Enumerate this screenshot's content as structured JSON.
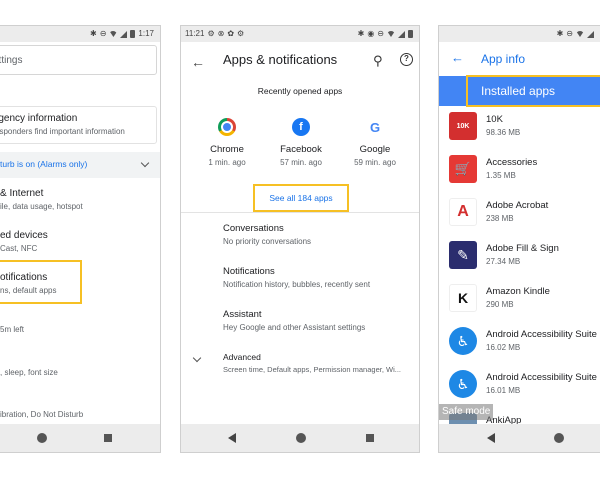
{
  "colors": {
    "accent": "#1a73e8",
    "highlight": "#f6c024",
    "banner": "#4285f4"
  },
  "phone1": {
    "search_placeholder": "ettings",
    "emergency": {
      "title": "rgency information",
      "subtitle": "esponders find important information"
    },
    "dnd_text": "turb is on (Alarms only)",
    "items": [
      {
        "title": "& Internet",
        "subtitle": "ile, data usage, hotspot"
      },
      {
        "title": "ed devices",
        "subtitle": "Cast, NFC"
      },
      {
        "title": "otifications",
        "subtitle": "ns, default apps"
      },
      {
        "title": "",
        "subtitle": "5m left"
      },
      {
        "title": "",
        "subtitle": ", sleep, font size"
      },
      {
        "title": "",
        "subtitle": "ibration, Do Not Disturb"
      }
    ],
    "status_time": "1:17"
  },
  "phone2": {
    "status_time": "11:21",
    "title": "Apps & notifications",
    "recent_title": "Recently opened apps",
    "apps": [
      {
        "name": "Chrome",
        "time": "1 min. ago",
        "icon": "chrome-icon"
      },
      {
        "name": "Facebook",
        "time": "57 min. ago",
        "icon": "facebook-icon",
        "glyph": "f"
      },
      {
        "name": "Google",
        "time": "59 min. ago",
        "icon": "google-icon",
        "glyph": "G"
      }
    ],
    "see_all": "See all 184 apps",
    "items": [
      {
        "title": "Conversations",
        "subtitle": "No priority conversations"
      },
      {
        "title": "Notifications",
        "subtitle": "Notification history, bubbles, recently sent"
      },
      {
        "title": "Assistant",
        "subtitle": "Hey Google and other Assistant settings"
      },
      {
        "title": "Advanced",
        "subtitle": "Screen time, Default apps, Permission manager, Wi..."
      }
    ]
  },
  "phone3": {
    "title": "App info",
    "banner": "Installed apps",
    "apps": [
      {
        "name": "10K",
        "size": "98.36 MB",
        "color": "#d32f2f",
        "glyph": "10K"
      },
      {
        "name": "Accessories",
        "size": "1.35 MB",
        "color": "#e53935",
        "glyph": "🛒"
      },
      {
        "name": "Adobe Acrobat",
        "size": "238 MB",
        "color": "#ffffff",
        "glyph": "A"
      },
      {
        "name": "Adobe Fill & Sign",
        "size": "27.34 MB",
        "color": "#2b2d6e",
        "glyph": "✎"
      },
      {
        "name": "Amazon Kindle",
        "size": "290 MB",
        "color": "#ffffff",
        "glyph": "K"
      },
      {
        "name": "Android Accessibility Suite",
        "size": "16.02 MB",
        "color": "#1e88e5",
        "glyph": "♿"
      },
      {
        "name": "Android Accessibility Suite",
        "size": "16.01 MB",
        "color": "#1e88e5",
        "glyph": "♿"
      },
      {
        "name": "AnkiApp",
        "size": "",
        "color": "#6d8fb0",
        "glyph": ""
      }
    ],
    "safe_mode": "Safe mode"
  }
}
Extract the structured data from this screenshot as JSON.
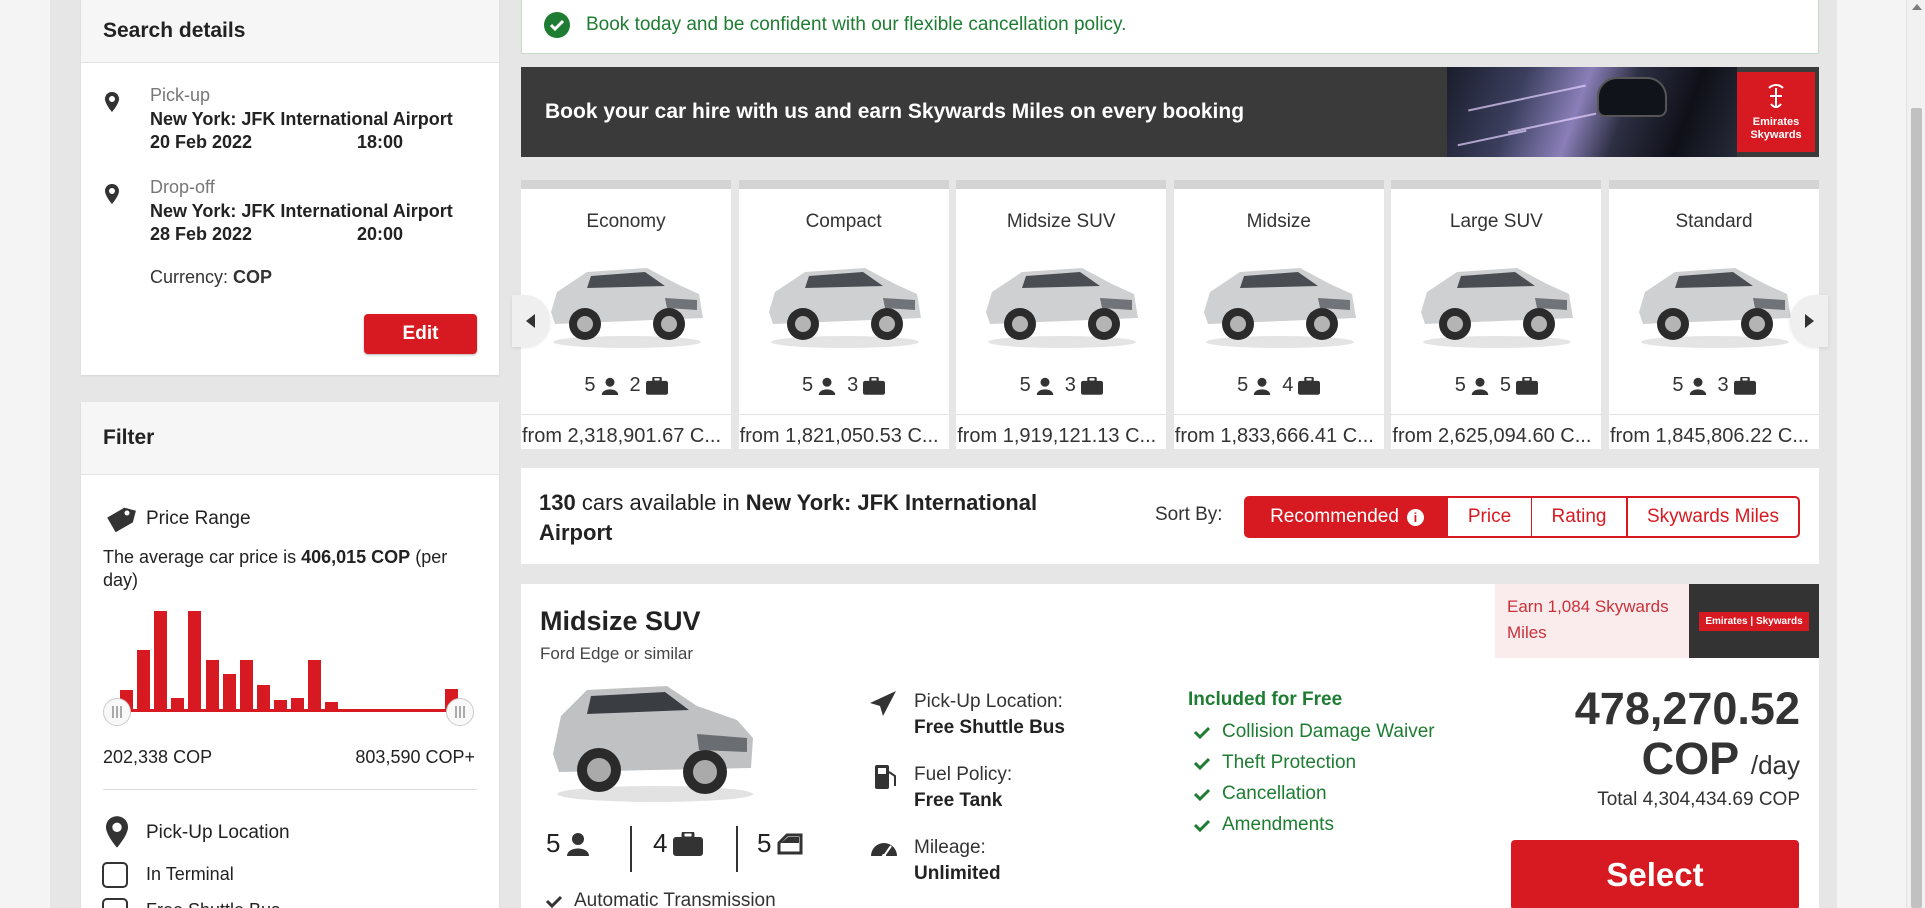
{
  "search_details": {
    "title": "Search details",
    "pickup_label": "Pick-up",
    "pickup_location": "New York: JFK International Airport",
    "pickup_date": "20 Feb 2022",
    "pickup_time": "18:00",
    "dropoff_label": "Drop-off",
    "dropoff_location": "New York: JFK International Airport",
    "dropoff_date": "28 Feb 2022",
    "dropoff_time": "20:00",
    "currency_label": "Currency:",
    "currency_value": "COP",
    "edit_label": "Edit"
  },
  "filter": {
    "title": "Filter",
    "price_range_title": "Price Range",
    "avg_prefix": "The average car price is",
    "avg_value": "406,015 COP",
    "avg_suffix": "(per day)",
    "min_label": "202,338 COP",
    "max_label": "803,590 COP+",
    "histogram": [
      0.17,
      0.48,
      0.78,
      0.11,
      0.78,
      0.4,
      0.29,
      0.4,
      0.21,
      0.09,
      0.11,
      0.4,
      0.08,
      0.0,
      0.0,
      0.0,
      0.0,
      0.0,
      0.0,
      0.18
    ],
    "pickup_location_title": "Pick-Up Location",
    "options": [
      "In Terminal",
      "Free Shuttle Bus"
    ]
  },
  "notice": {
    "text": "Book today and be confident with our flexible cancellation policy."
  },
  "promo": {
    "text": "Book your car hire with us and earn Skywards Miles on every booking",
    "logo_line1": "Emirates",
    "logo_line2": "Skywards"
  },
  "categories": [
    {
      "name": "Economy",
      "seats": "5",
      "bags": "2",
      "price": "from 2,318,901.67 C..."
    },
    {
      "name": "Compact",
      "seats": "5",
      "bags": "3",
      "price": "from 1,821,050.53 C..."
    },
    {
      "name": "Midsize SUV",
      "seats": "5",
      "bags": "3",
      "price": "from 1,919,121.13 C..."
    },
    {
      "name": "Midsize",
      "seats": "5",
      "bags": "4",
      "price": "from 1,833,666.41 C..."
    },
    {
      "name": "Large SUV",
      "seats": "5",
      "bags": "5",
      "price": "from 2,625,094.60 C..."
    },
    {
      "name": "Standard",
      "seats": "5",
      "bags": "3",
      "price": "from 1,845,806.22 C..."
    }
  ],
  "availability": {
    "count": "130",
    "middle": "cars available in",
    "location": "New York: JFK International Airport",
    "sort_label": "Sort By:",
    "sort_options": [
      "Recommended",
      "Price",
      "Rating",
      "Skywards Miles"
    ]
  },
  "result": {
    "title": "Midsize SUV",
    "subtitle": "Ford Edge or similar",
    "seats": "5",
    "bags": "4",
    "doors": "5",
    "pickup_label": "Pick-Up Location:",
    "pickup_value": "Free Shuttle Bus",
    "fuel_label": "Fuel Policy:",
    "fuel_value": "Free Tank",
    "mileage_label": "Mileage:",
    "mileage_value": "Unlimited",
    "included_title": "Included for Free",
    "included": [
      "Collision Damage Waiver",
      "Theft Protection",
      "Cancellation",
      "Amendments"
    ],
    "earn_text": "Earn 1,084 Skywards Miles",
    "logo_text": "Emirates | Skywards",
    "price": "478,270.52",
    "currency": "COP",
    "per_day": "/day",
    "total": "Total 4,304,434.69 COP",
    "select_label": "Select",
    "transmission": "Automatic Transmission"
  },
  "colors": {
    "brand_red": "#d71a21",
    "green": "#1e7d32"
  }
}
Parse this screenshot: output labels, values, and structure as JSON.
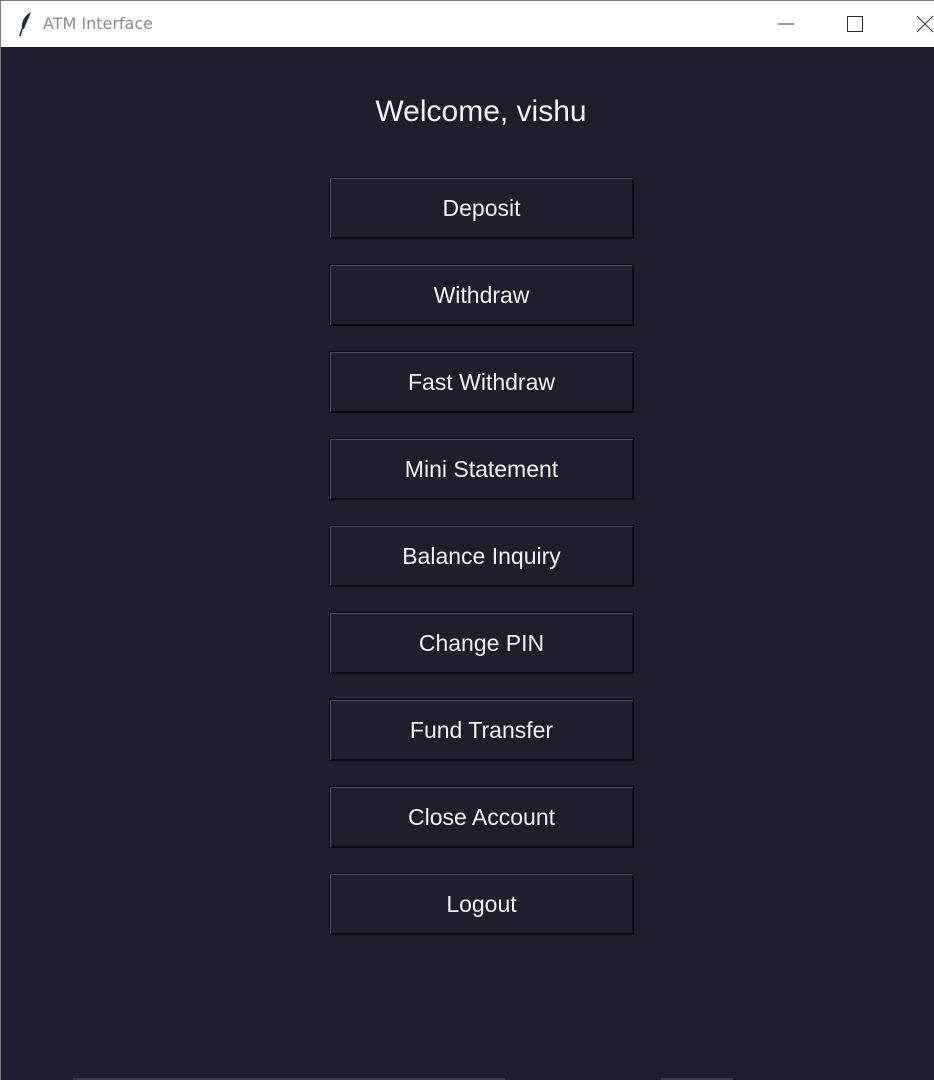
{
  "window": {
    "title": "ATM Interface",
    "icon": "feather-icon",
    "controls": [
      "minimize-icon",
      "maximize-icon",
      "close-icon"
    ]
  },
  "main": {
    "welcome": "Welcome, vishu",
    "buttons": [
      {
        "label": "Deposit"
      },
      {
        "label": "Withdraw"
      },
      {
        "label": "Fast Withdraw"
      },
      {
        "label": "Mini Statement"
      },
      {
        "label": "Balance Inquiry"
      },
      {
        "label": "Change PIN"
      },
      {
        "label": "Fund Transfer"
      },
      {
        "label": "Close Account"
      },
      {
        "label": "Logout"
      }
    ]
  },
  "colors": {
    "background": "#1f1e2c",
    "text": "#f0f0f0",
    "titlebar": "#ffffff"
  }
}
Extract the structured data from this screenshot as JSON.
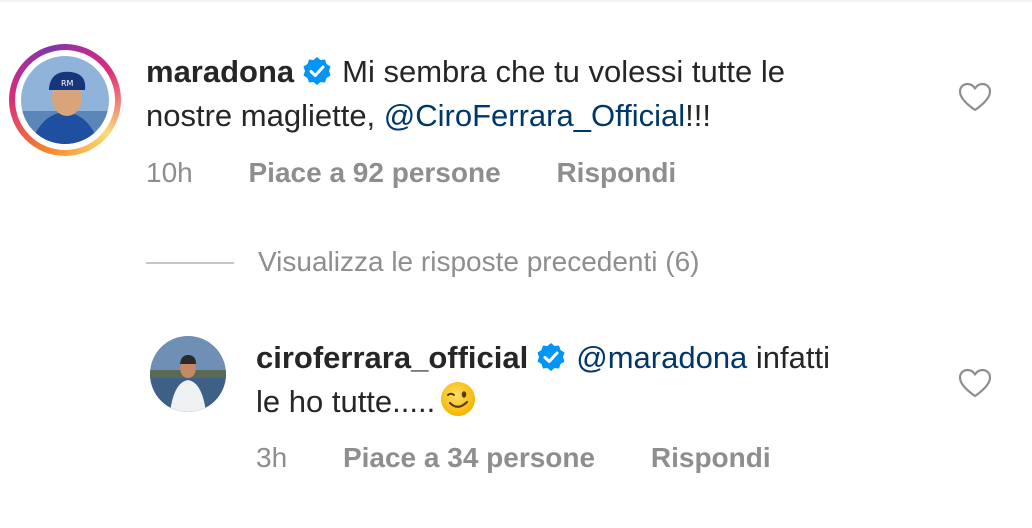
{
  "comment1": {
    "username": "maradona",
    "text_line1": "Mi sembra che tu volessi tutte le",
    "text_line2_start": "nostre magliette, ",
    "mention": "@CiroFerrara_Official",
    "text_line2_end": "!!!",
    "time": "10h",
    "likes": "Piace a 92 persone",
    "reply": "Rispondi"
  },
  "view_replies": "Visualizza le risposte precedenti (6)",
  "comment2": {
    "username": "ciroferrara_official",
    "mention": "@maradona",
    "text_line1_end": " infatti",
    "text_line2": "le ho tutte.....",
    "emoji": "winking-face",
    "time": "3h",
    "likes": "Piace a 34 persone",
    "reply": "Rispondi"
  },
  "colors": {
    "mention": "#00376b",
    "verified": "#0095f6",
    "meta": "#8e8e8e"
  }
}
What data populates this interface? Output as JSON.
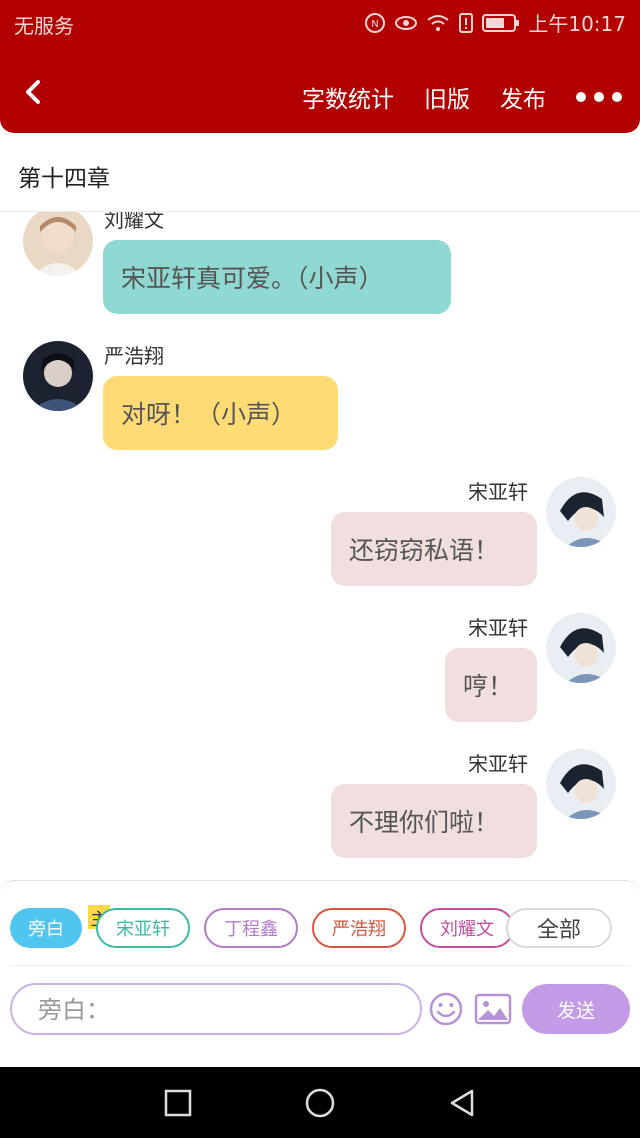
{
  "status": {
    "carrier": "无服务",
    "time": "上午10:17"
  },
  "header": {
    "actions": [
      "字数统计",
      "旧版",
      "发布"
    ],
    "theme_color": "#b20000"
  },
  "chapter": {
    "title": "第十四章"
  },
  "messages": [
    {
      "side": "left",
      "name": "刘耀文",
      "text": "宋亚轩真可爱。（小声）",
      "bubble_color": "#8fd9d2"
    },
    {
      "side": "left",
      "name": "严浩翔",
      "text": "对呀！（小声）",
      "bubble_color": "#fedb75"
    },
    {
      "side": "right",
      "name": "宋亚轩",
      "text": "还窃窃私语！",
      "bubble_color": "#f1dede"
    },
    {
      "side": "right",
      "name": "宋亚轩",
      "text": "哼！",
      "bubble_color": "#f1dede"
    },
    {
      "side": "right",
      "name": "宋亚轩",
      "text": "不理你们啦！",
      "bubble_color": "#f1dede"
    }
  ],
  "composer": {
    "roles": [
      {
        "label": "旁白",
        "color": "#4fc5f0",
        "active": true
      },
      {
        "label": "宋亚轩",
        "color": "#3cb8a6",
        "active": false
      },
      {
        "label": "丁程鑫",
        "color": "#b27acb",
        "active": false
      },
      {
        "label": "严浩翔",
        "color": "#d8553d",
        "active": false
      },
      {
        "label": "刘耀文",
        "color": "#c44e9e",
        "active": false
      },
      {
        "label": "全部",
        "color": "#d9d9d9",
        "active": false
      }
    ],
    "protagonist_mark": "主",
    "input_placeholder": "旁白：",
    "send_label": "发送"
  }
}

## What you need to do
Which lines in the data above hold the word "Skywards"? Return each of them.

## Final answer
    "text": "Book your car hire with us and earn Skywards Miles on every booking",
    "logo_line2": "Skywards"
      "Skywards Miles"
    "earn_text": "Earn 1,084 Skywards Miles",
    "logo_text": "Emirates | Skywards",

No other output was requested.